Symbol Link Review (iOS)
Tetris creator Alexey Pajitnov has put his fiendish Russian puzzle-making skills to work again to bring the world System Link, a cerebral new brain-teaser for iOS. Tetris is a hard legacy to live up to, but if there's anyone capable of matching the genius of that seminal work, it's the man who created it.
When it comes to puzzle games, there are three general types— arcade-style, emphasizing speed over thoughtfulness, logic, emphasizing abstract thinking and verbal intelligence, and spatial, emphasizing an understanding of the environment and its pieces. System Link definitely falls into the latter category, presenting players with a field of squares containing paired symbols that you must match by dragging your fingers from one symbol to another. An interesting aspect to System Link's gameplay is how easy it is to pass a level- there are few to no obstacles to speak of- but how challenging it can be to pass a level with a complete score.
As you connect pairs of symbols, the remaining symbols will auto-complete for additional points so long as there are no alternate routes remaining for them, so the challenge becomes for players to complete a level in a way that forces the game to auto-complete as many pairs as possible, thus maximizing your score.
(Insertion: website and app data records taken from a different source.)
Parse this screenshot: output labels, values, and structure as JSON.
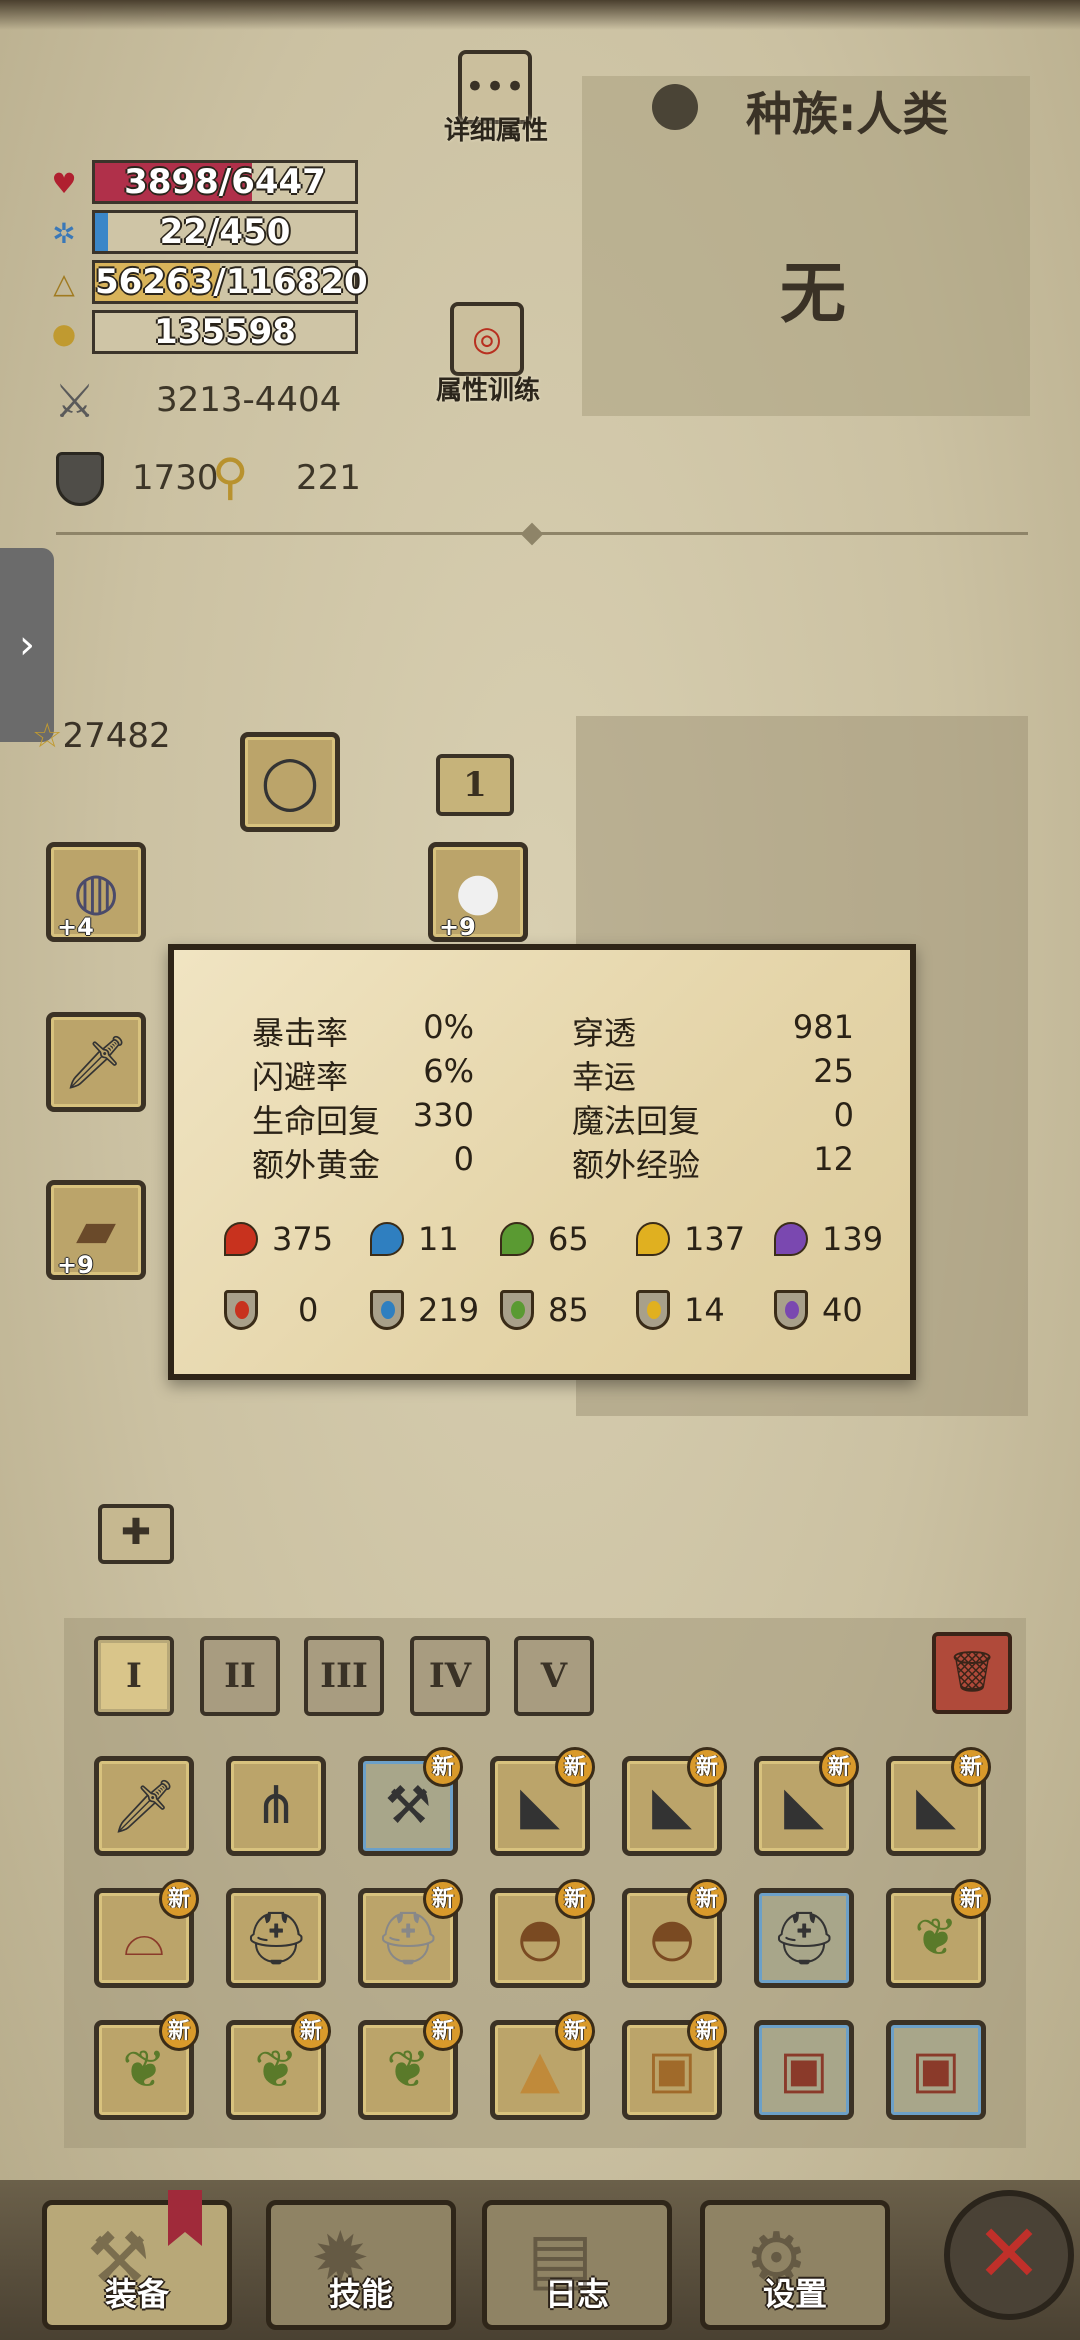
{
  "stats": {
    "hp": "3898/6447",
    "mp": "22/450",
    "exp": "56263/116820",
    "gold": "135598",
    "attack": "3213-4404",
    "defense": "1730",
    "misc": "221",
    "hp_ratio": 0.605,
    "mp_ratio": 0.049,
    "exp_ratio": 0.482
  },
  "buttons": {
    "details": "详细属性",
    "training": "属性训练"
  },
  "race": {
    "label": "种族:人类",
    "value": "无"
  },
  "score": "27482",
  "chain_count": "1",
  "equipped": {
    "ring_plus": "+4",
    "amulet_plus": "+9",
    "arm_plus": "+9"
  },
  "tooltip": {
    "rows": [
      {
        "l1": "暴击率",
        "v1": "0%",
        "l2": "穿透",
        "v2": "981"
      },
      {
        "l1": "闪避率",
        "v1": "6%",
        "l2": "幸运",
        "v2": "25"
      },
      {
        "l1": "生命回复",
        "v1": "330",
        "l2": "魔法回复",
        "v2": "0"
      },
      {
        "l1": "额外黄金",
        "v1": "0",
        "l2": "额外经验",
        "v2": "12"
      }
    ],
    "attack_elements": [
      "375",
      "11",
      "65",
      "137",
      "139"
    ],
    "resist_elements": [
      "0",
      "219",
      "85",
      "14",
      "40"
    ],
    "element_colors": [
      "#c8321e",
      "#2f7fc0",
      "#5a9a32",
      "#e0b020",
      "#7a48b0"
    ]
  },
  "tiers": [
    "I",
    "II",
    "III",
    "IV",
    "V"
  ],
  "new_tag": "新",
  "nav": {
    "equip": "装备",
    "skills": "技能",
    "log": "日志",
    "settings": "设置"
  }
}
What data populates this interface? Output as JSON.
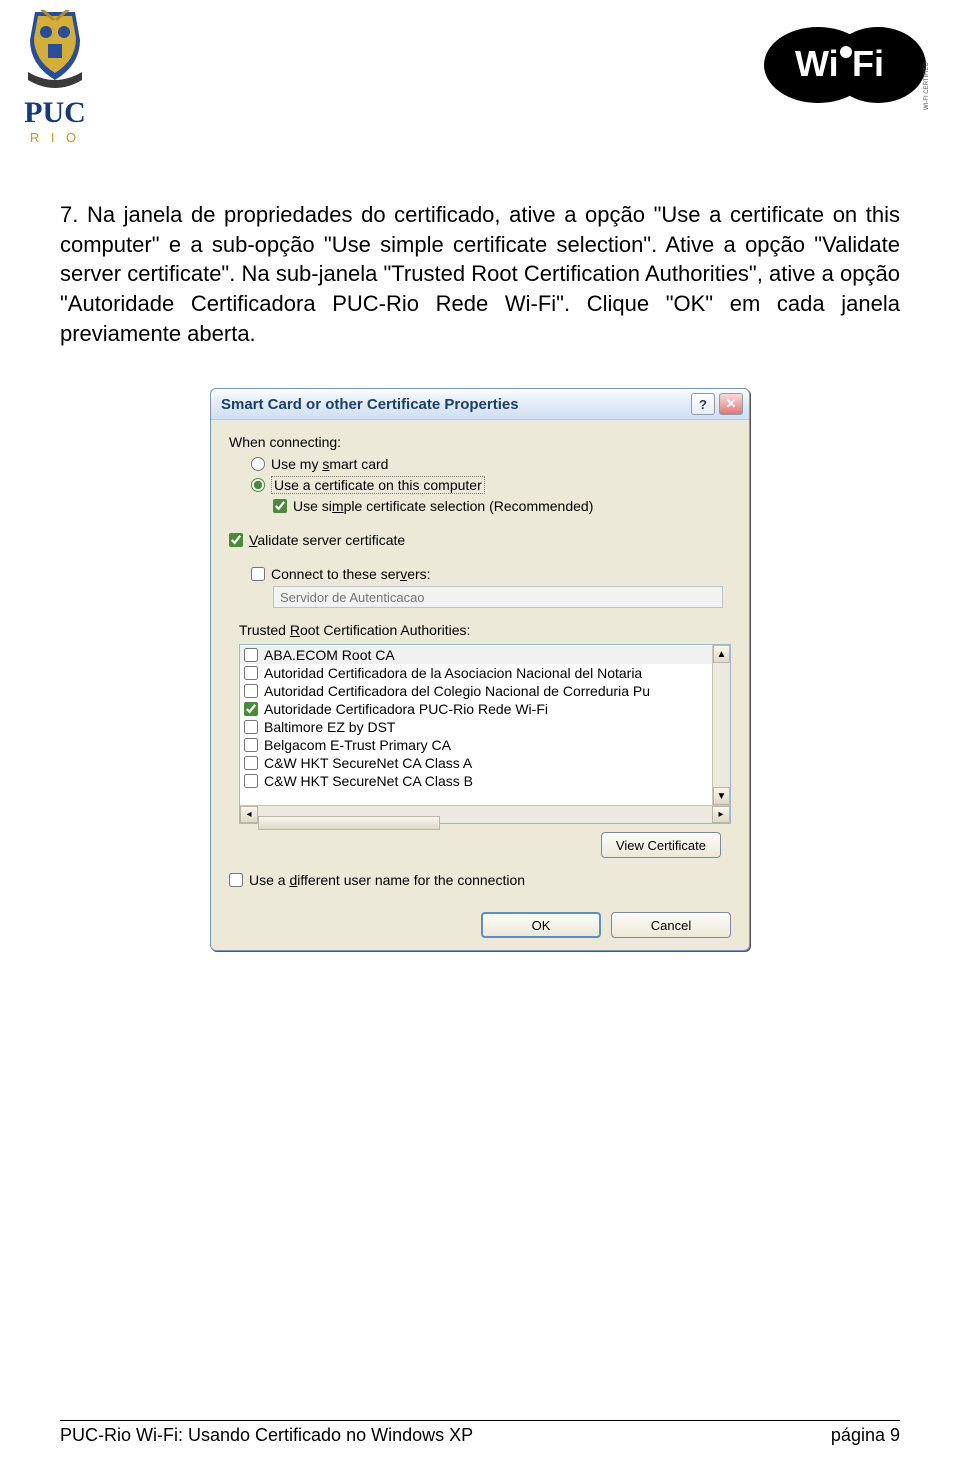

It's a neat system, but it's not exactly intuitive. With Tetris, anyone watching can understand what you're doing and what you're trying to accomplish. Anyone watching System Link probably won't see what's so mentally taxing about it. In addition to the standard level type there are variant stages which add additional qualifications for a passing score, like adding a timer or requiring a certain number of moves from the player. These levels provide some welcome variety, but at the same time serve as a stark reminder of how relatively unexciting the gameplay is.
System Link's visuals have a simple, clean aesthetic to them to add to the general sense of conciseness the game gives off. Its music is wonderfully mellow; though there's essentially one long track to the game, the many highs and lows this track takes keep your ears happy. The controls, too, do their job well, although given the lack of complexity to System Link that's not saying much.
While this title is free-to-play, the free-to-play trappings are fairly innocuous and unobtrusive. A small ad bar plays at the bottom of the game at all times, and after beating the free level packs you'll be implored to spend money to get more. However, ads are ads, and even the most unobtrusive of advertising can pull us out of a gaming experience, so most gamers will probably find themselves wishing they could shell out a chunk of money up front for the full, ad-free experience.
While System Link presents an interesting new take on visual puzzlers, and comes to us from the mind of Tetris creator Alexey Pajitnov, most fans of puzzle games will probably find themselves turned off by the lack of complexity and the free-to-play annoyances. With a little more depth and a little less greed, this could have been a title worthy of its creator's name, but as it stands it's simply decent.
This review is based on a digitally purchased copy of Symbol Link for iOS.